If it had been good maybe that would matter. The storm swirls around me, it can afford to wait me out, spend days at a time planning for a split-second strike.
Not minding how soon its work vanishes.
I wonder which is a smaller fraction, my pictures as a piece of a place, or my life compared to how long this place will be here.
You may be wondering where the paint keeps coming from, and the only answer I can come up with is the necessity of what I’m doing here.
I get my sandwiches from the same place Sisyphus does, because there’s a job to be done.
I remember asking why I had to go to a school where I just didn’t get it, Father said he knew I’d fail, that was the point.
I think I get that now, I just didn’t find the thing worth failing at to get better.
Why would anyone who could come out here choose my art anyway, when there’s this beauty?
But it’s not about the people who have a choice is it, it’s about the people that don’t devote themselves,
we’re accommodating those without the discipline or limbs to make it up a mountain and in that case, maybe my work is all they deserve.
I can’t remember my last conversation with someone who didn’t come out of a bottle, though djinn and gin both have the same habit of giving you exactly what you wish for with an ironic twist,
but the hangovers on this overhang are getting too samey to be painful anymore.
Though, they say, alcoholism is part of the way to being a proper artist, and I’ve not had to cut off any of my ears.
It’s as my eyes dart to the rusted survival knife that I realise I’m teetering towards considering mutilation for recognition a worthy trade.
I don’t remember when I got the news my parents were dead, I mean no one told me, but well I presume by now they’d have died the way most people do, inevitably.
Hopefully a less exciting end than they’d have imagined for me.
I’ve started running out of bullets, I don’t know when the number began being finite again, but I can take the hint.
These woods have been surprisingly kind to me, let me develop my techniques.
Man, if this crone could show the girl who climbed all the way up here what she’d do someday, I think she’d cry as much as I am now. But it’s too late to be as good as I’ve become.
Arthritis and rheumatism pushed me over my peak as an artist which means my place on this peak isn’t being earnt. When I can’t satisfy my subject, why should I be provided for?
I’ve been kindly left one bullet and am no longer being sent animals to eat.
There’s so much I want to say, to look the location I made a lifelong lover out of in the face, and be honest about how I feel, how pissed off I am,
how dare it lead me on all the time then leave me behind. Because it would rather be in the future than with me.
How I’d like one last embrace, where it runs its worms through my hair, let my body be blended with the earth.

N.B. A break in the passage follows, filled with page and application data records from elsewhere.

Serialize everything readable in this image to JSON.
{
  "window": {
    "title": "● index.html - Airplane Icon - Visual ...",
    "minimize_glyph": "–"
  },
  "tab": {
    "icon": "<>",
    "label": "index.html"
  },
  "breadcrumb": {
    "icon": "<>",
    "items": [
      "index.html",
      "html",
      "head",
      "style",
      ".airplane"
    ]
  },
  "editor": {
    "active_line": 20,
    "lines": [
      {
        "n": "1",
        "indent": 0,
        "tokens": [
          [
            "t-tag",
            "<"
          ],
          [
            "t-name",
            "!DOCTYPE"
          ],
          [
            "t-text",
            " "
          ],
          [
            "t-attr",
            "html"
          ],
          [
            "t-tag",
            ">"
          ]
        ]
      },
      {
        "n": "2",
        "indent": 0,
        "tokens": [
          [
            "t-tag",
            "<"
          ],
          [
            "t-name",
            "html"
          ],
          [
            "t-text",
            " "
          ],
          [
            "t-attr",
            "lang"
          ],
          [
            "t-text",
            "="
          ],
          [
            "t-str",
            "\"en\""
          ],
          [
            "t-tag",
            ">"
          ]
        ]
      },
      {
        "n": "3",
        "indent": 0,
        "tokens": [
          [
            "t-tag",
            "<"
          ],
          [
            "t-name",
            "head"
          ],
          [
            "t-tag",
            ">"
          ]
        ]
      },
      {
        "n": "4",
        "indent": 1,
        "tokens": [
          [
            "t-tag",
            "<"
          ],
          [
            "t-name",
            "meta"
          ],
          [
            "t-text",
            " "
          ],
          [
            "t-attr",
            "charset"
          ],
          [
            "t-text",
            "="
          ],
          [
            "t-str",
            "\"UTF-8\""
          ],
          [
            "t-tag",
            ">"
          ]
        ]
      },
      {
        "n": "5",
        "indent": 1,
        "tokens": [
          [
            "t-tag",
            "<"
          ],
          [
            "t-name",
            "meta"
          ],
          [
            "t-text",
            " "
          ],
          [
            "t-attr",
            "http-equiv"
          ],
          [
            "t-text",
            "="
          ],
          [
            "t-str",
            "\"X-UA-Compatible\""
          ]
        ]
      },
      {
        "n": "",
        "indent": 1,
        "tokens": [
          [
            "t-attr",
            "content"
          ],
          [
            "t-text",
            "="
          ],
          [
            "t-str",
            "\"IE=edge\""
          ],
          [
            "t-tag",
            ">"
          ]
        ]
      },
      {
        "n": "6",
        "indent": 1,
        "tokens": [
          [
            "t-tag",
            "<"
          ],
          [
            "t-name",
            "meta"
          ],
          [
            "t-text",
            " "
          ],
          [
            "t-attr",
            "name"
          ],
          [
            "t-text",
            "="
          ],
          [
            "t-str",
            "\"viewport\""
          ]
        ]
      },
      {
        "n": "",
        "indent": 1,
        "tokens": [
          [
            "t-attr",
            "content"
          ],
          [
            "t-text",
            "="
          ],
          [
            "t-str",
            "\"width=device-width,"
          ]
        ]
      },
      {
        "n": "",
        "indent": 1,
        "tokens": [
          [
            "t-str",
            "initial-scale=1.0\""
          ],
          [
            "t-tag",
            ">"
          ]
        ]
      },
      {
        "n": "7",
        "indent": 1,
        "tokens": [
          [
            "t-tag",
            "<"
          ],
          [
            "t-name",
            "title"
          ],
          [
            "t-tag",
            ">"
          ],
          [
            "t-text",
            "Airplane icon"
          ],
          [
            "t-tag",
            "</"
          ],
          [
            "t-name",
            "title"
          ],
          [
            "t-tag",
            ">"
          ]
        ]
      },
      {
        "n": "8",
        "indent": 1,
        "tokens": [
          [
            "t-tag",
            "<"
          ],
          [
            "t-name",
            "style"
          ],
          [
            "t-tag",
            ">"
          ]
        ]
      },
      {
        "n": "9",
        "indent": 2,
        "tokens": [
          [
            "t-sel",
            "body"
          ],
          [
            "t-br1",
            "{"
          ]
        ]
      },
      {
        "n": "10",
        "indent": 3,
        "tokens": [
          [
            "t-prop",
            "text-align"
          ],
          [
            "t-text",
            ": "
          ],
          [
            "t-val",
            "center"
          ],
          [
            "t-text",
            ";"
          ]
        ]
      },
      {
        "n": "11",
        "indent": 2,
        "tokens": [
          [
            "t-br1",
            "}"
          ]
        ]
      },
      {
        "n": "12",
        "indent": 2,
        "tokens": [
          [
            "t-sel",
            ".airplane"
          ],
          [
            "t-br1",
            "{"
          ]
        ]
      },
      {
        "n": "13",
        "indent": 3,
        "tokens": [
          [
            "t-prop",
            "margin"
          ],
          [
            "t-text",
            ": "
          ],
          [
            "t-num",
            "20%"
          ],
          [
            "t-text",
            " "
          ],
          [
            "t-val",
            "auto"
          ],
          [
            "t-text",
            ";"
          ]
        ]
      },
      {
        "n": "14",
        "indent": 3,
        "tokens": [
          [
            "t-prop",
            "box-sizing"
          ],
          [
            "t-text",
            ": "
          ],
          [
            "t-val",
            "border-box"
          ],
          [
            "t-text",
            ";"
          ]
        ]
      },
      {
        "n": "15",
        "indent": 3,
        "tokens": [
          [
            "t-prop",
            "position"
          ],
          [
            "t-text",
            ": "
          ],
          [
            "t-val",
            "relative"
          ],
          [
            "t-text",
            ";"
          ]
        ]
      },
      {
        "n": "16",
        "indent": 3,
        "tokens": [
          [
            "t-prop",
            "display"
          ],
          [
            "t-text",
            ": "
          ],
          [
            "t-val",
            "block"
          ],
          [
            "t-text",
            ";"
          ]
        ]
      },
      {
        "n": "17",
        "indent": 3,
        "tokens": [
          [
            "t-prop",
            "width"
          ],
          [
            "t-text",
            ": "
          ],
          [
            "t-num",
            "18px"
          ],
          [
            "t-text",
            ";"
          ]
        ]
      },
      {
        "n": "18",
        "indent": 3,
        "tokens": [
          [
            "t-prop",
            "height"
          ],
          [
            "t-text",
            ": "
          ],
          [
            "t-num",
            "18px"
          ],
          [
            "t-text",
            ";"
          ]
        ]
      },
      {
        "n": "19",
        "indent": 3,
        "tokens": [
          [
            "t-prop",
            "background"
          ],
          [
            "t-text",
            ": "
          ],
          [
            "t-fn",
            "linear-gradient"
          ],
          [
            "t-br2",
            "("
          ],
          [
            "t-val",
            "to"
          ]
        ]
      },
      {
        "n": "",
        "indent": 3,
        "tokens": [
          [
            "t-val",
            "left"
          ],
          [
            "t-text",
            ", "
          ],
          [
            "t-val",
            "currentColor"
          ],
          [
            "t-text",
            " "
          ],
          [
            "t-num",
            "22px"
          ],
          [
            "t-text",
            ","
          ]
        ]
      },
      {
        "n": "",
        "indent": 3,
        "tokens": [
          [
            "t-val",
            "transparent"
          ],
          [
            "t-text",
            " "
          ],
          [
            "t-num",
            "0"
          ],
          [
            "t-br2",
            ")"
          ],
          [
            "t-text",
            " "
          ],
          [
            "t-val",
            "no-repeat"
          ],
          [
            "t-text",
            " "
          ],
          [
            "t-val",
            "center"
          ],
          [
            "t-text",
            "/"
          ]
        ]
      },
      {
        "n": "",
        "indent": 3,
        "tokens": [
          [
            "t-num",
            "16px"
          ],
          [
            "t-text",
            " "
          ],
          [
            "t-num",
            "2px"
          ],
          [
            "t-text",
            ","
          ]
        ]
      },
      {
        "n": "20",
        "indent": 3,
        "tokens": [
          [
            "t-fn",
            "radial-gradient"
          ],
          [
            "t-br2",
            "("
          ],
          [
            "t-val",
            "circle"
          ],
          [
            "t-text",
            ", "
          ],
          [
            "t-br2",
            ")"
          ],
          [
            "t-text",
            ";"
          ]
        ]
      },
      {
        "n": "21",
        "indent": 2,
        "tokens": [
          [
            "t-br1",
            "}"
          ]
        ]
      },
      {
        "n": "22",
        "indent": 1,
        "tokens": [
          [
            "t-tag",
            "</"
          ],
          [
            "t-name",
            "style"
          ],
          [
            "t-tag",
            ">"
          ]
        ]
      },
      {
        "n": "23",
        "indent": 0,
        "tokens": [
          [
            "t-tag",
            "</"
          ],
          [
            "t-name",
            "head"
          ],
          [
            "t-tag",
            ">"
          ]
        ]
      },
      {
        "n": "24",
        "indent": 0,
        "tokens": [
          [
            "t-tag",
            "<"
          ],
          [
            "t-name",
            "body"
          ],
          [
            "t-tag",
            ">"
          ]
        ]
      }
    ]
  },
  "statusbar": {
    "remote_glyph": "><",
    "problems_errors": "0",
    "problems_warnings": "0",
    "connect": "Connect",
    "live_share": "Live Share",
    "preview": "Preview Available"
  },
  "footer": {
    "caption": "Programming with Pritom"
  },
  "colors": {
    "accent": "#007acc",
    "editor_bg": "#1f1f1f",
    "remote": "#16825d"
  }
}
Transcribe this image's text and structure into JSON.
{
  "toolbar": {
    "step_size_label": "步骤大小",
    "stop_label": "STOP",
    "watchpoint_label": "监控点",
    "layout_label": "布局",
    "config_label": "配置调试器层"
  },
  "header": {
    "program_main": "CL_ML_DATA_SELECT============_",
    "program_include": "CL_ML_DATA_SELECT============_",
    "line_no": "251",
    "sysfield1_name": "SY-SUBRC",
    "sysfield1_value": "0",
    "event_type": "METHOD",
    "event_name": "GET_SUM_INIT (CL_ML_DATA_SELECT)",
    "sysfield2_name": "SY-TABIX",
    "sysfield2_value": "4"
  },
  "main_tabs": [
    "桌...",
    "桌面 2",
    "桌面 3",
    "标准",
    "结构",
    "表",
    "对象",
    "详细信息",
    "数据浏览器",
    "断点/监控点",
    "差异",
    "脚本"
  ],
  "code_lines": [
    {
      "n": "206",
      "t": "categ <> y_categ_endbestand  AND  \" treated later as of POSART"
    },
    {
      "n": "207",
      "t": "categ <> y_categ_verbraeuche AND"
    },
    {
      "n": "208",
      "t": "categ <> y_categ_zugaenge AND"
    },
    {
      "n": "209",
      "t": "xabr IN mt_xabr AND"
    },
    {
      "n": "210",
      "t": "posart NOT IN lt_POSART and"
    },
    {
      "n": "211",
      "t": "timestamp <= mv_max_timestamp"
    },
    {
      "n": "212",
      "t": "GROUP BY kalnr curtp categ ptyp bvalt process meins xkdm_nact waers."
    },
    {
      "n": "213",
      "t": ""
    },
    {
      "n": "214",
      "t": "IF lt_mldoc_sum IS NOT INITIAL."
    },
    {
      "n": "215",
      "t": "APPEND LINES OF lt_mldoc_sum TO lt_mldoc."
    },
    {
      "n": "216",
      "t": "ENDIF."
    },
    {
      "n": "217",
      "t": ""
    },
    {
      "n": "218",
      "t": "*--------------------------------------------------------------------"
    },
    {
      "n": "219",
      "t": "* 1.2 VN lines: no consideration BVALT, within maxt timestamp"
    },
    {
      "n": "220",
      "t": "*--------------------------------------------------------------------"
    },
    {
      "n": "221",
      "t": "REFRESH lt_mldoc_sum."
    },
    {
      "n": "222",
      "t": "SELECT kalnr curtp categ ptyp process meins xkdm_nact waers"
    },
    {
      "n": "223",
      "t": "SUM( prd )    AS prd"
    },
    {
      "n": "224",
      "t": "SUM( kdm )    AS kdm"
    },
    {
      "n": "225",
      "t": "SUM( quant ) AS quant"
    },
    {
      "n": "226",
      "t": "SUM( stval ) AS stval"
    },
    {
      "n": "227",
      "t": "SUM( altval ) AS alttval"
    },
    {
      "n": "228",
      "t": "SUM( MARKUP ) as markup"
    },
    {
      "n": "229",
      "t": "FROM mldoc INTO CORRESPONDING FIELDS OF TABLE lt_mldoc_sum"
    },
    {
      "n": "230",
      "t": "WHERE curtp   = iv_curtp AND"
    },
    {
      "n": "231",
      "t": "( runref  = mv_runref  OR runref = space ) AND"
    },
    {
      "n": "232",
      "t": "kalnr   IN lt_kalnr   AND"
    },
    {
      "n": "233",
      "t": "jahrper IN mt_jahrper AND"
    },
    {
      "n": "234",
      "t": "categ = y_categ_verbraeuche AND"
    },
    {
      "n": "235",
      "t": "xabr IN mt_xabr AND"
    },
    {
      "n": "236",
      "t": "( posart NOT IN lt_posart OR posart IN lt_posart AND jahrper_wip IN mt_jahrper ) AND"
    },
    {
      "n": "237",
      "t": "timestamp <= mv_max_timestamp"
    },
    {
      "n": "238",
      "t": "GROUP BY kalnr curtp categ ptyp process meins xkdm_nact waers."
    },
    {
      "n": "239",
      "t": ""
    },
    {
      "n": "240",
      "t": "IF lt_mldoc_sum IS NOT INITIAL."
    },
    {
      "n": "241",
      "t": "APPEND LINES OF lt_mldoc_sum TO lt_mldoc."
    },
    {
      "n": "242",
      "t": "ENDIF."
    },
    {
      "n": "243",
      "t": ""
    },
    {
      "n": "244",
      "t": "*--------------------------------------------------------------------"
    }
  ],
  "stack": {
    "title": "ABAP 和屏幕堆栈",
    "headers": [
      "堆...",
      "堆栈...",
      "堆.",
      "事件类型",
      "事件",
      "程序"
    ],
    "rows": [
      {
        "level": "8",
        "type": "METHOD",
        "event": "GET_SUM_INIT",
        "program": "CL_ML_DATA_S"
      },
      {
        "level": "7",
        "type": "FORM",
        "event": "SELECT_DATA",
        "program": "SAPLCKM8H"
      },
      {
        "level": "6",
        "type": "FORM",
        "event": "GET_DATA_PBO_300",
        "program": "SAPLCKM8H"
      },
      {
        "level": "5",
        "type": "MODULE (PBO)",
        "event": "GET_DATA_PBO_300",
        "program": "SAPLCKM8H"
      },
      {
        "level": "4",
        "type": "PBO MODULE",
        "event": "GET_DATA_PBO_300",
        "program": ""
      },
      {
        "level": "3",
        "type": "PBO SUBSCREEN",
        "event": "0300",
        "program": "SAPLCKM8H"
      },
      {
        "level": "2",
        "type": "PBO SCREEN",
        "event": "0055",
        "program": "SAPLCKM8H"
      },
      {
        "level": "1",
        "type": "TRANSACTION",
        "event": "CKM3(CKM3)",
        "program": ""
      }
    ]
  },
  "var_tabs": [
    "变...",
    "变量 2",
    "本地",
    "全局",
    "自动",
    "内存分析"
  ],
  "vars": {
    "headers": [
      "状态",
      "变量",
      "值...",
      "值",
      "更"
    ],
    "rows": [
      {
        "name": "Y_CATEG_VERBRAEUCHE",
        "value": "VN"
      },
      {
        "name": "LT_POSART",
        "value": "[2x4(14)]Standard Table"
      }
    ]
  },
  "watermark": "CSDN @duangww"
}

I’m sitting atop a mountain of questions and feelings.
Knowing that conversation is something the mountain could blink and miss, just like I am. I’m too old to even be angry, I’m just tired.
Does it even make a difference how my death is done, it left me a bullet but how could it understand the difference between the time it takes to shoot someone and starve them?
I look at my life’s work, one rectangle, in colours I have to remember because of how bad my eyes have gotten.
“Do you like it?”